at home, as the trip-lengths increased and once Austin and
Kelly arrived. Robin was a good sport, but there was no doubt
that when I took off that way I was imposing on her. I started
looking for something we could do as a family that would still
take me out into the bush (the bush that so obsessed me).
Car camping was out. I simply wouldn’t do that.
We went to the Winnipeg boat show one year to look at kayaks.
While there, we noticed a sailboat. It was large, 26ft, but
the keel and rudder retracted so that it drew only 15 inches
of water, and you could launch it anywhere.
To make a long story short, we bought it (you’ve got
to be careful at boat shows). With that boat we wandered many
many wilderness lakes. All we needed was a gravel trail to
the lake, and some kind of a scratched-in access to the shore.
It was addictive. We had the very great pleasure of sailing
all day, we had the convenience of the cabin for handling
the children (Kelly was a year old, just walking and still
in diapers), and I could tow a canoe – an old 14ft wood-canvas

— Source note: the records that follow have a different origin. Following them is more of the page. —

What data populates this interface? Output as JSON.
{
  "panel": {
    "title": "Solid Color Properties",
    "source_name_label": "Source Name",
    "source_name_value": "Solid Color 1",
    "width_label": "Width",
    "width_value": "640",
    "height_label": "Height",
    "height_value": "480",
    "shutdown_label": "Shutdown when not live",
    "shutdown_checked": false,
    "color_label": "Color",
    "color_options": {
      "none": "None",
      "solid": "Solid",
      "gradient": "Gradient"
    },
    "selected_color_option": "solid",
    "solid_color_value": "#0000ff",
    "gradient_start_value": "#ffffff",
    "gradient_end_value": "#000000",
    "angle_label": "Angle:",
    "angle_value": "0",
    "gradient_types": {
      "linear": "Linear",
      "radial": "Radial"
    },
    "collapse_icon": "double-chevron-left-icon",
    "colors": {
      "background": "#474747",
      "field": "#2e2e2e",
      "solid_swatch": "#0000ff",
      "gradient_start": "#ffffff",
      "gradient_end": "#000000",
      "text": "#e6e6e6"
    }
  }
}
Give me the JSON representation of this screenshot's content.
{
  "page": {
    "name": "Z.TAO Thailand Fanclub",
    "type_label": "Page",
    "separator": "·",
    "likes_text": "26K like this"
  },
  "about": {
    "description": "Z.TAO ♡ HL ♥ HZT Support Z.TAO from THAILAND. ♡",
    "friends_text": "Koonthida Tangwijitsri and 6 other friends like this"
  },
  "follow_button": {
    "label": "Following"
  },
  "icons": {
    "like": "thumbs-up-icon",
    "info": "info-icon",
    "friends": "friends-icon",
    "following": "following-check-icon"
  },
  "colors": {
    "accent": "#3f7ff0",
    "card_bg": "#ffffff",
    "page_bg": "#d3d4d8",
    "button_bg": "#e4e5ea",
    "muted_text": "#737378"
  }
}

that I’d restored. We’d anchor the boat in some
little wilderness cove that had never seen a sailboat before,
I’d take a kid and hop in the canoe, and wander off
until it was time to come back for a late supper. We’d
fish or wander on shore or portage to a hidden lake…
.it was wonderful.
We’re not over it yet.
A while ago we were windbound in Providence Bay, Manitoulin
Island, waiting for a howling westerly gale to subside. As
we walked along the beach we came upon a local museum. Along
with the displays of flora and fauna and fossils, was a pictorial
history of the first powered fishing vessel on Lake Huron
– Osprey, by name. Her propeller and shaft were mounted
outside the building, and children were climbing and crawling
all over it. I looked at the lake, with its eternal surf crashing
onto the shore, felt the wind full on my face, thought about
the boat, and it occurred to me, “There’s a story
There’re boats at play on the western bay,
And people crowding on the shore,
And fish swim free in the inland sea,
Where I hauled my nets before.
My mind is at play, on this bright , warm day,
And rolls back the curtain of the years.
And there floats new, the Osprey and crew,
And a young man who’s smiling as he steers.
And if back then anyone would’ve told me.
I’d be old and the fish all gone away.
I’d turn my back and face the fresh and cold sea,
That comes rolling in ashore on Providence Bay.
The first in steam; it was a fisherman’s dream,
To go against the west wind’s steady roar.
And the trout in schools we’d chase like fools,
Net them up and haul them to the shore.
The fishing stations then were full of working men,
With a fleet of schooners cruising under sail,
And they’d all stop and grin when the Osprey came in,
Against the wind, and loaded to the rail.
But now above the sands the fish museum stands,
With her prop and shaft just outside the door.
And children climb and play on the relics at Providence Bay,
And never hear the stories anymore
1999 by Dave Hadfield